In addition, most of the time (and perhaps not every time, but most of the time) that 0% deal is offered at the expense of something else. Typically with a car, it’s that the overall price is higher, i.e., you get a bigger discount with cash than with financing, but it could be something else you could wring out of the dealer like free oil changes for a year or something. There are no free lunches.

It doesn’t usually move the needle

These little “arbitrage opportunities” are generally just that, “little.” So you borrow $5K at 0% and invest it for a year at 5%. You made $250. That’s maybe 1-2 hours of pay as a doctor. Better than a kick in the teeth? Sure. But how much time and effort did you spend researching that, lining it up, and servicing it for a year? Subtract that from $250, and there’s probably not much left. Same thing if you borrow $20K for a car at 2% and then earn 4% after-tax on that for a few years. Maybe you get $1,000 after-tax out of the five-year arrangement. They all seem like wise hacks until you actually quantify them. Then they look like clipping coupons.

It’s like my tax bill arbitrage. So say I pay $50K as an estimated tax payment. I pay a 1.87% fee and then get 2% back on the credit card. 0.13% of $50K is $65. Even when you multiply it by 4 for the entire year, it’s only an hour’s worth of gross pay for a typical emergency doc. Even the six weeks of float (and the saved stamp) doesn’t add much more benefit. If it wasn’t more convenient to pay by credit card than by mail, I probably wouldn’t bother. It’s just not going to make any sort of measurable difference in our financial situation.

It distracts you from what matters

I think the biggest problem with using cheap financing for the typical reader of this site is that it is distracting. You’re using your limited time and energy on something that doesn’t make a big difference instead of elsewhere. If you’re spending your time hunting down 0% credit cards or $100 brokerage transfer deals, maybe you’d be better off starting a side business, streamlining your practice, negotiating your contractrebalancing your portfolio, carefully examining your asset allocation etc. And that’s just the financial possibilities. Minimizing the amount of time you spend on finances is a worthy goal in and of itself. Go spend that time on your partner, your kids, your hobbies, your volunteer service, or your practice. I’ve had a few critics (rightfully) point out the reason we’re in such a great financial position is that we started WCI, LLC. That’s exactly my point. We didn’t spend all that time juggling credit card travel offers but started a business instead that has treated us (and millions of readers) much better.
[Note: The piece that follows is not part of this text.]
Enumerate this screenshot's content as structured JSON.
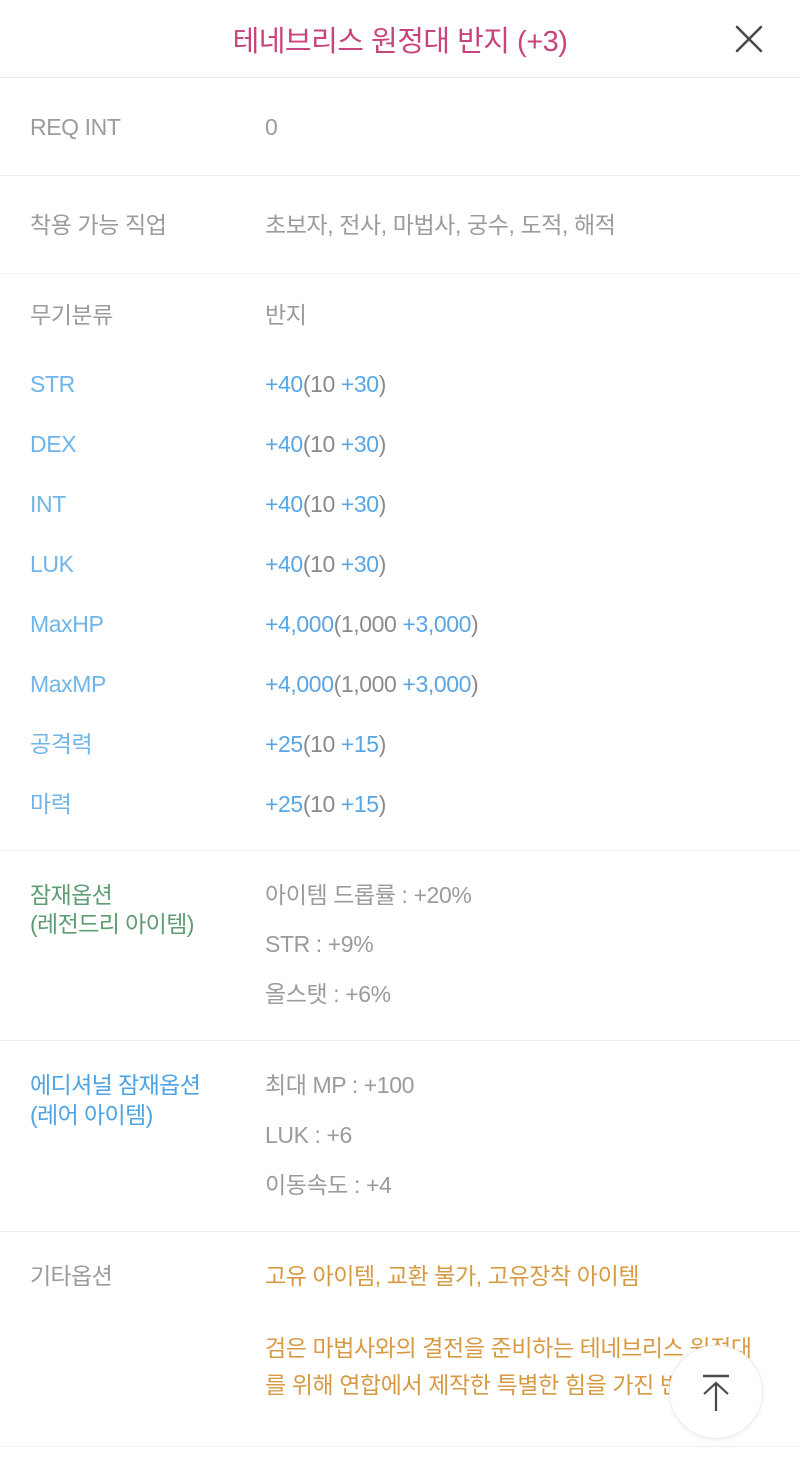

It’s a poor man’s (woman’s) game

One of the best parts of being wealthy is not having to wring out every single little dollar from your life that you can. You can afford to “waste” money (perhaps better stated as “use money to lubricate your life.”) You don’t take out a new HELOC every time your home appreciates $100K because you don’t have to in order to reach your financial goals. You don’t have to use a 0% credit card to fund your Roth IRA before the deadline. You don’t have to talk to the finance desk at the dealership, so you don’t. That sort of stuff helps me to feel rich, since there have definitely been times in my life when I did have to do that sort of stuff. Even if you find that you have to do stuff like this now, look forward to a time when, because of the wise financial decisions you’ve made in the past, you no longer have to do so. Being debt-free is just as much a status symbol as having a wakeboat in the driveway, and it’s one we’ve chosen to have.

James M. Dahle is the author of The White Coat Investor: A Doctor’s Guide To Personal Finance And Investing and blogs at the White Coat Investor. He is the creator of Fire Your Financial Advisor!, a high-quality 12 module course with a little over 7 hours of videos and screencasts, a pre-test, section quizzes with answer explanations, and a final exam. The goal is to take a high income professional from square one, teach them financial literacy and help them write their own financial plan.

Image credit: Shutterstock.com

View 1 Comments >

Join 145,000+ subscribers

Get the best of KevinMD in your inbox

Sign me up! It's free. 
close-link
✓ Join 145,000+ subscribers 
✓ Get KevinMD's 5 most popular stories
Subscribe. It's free.
close-image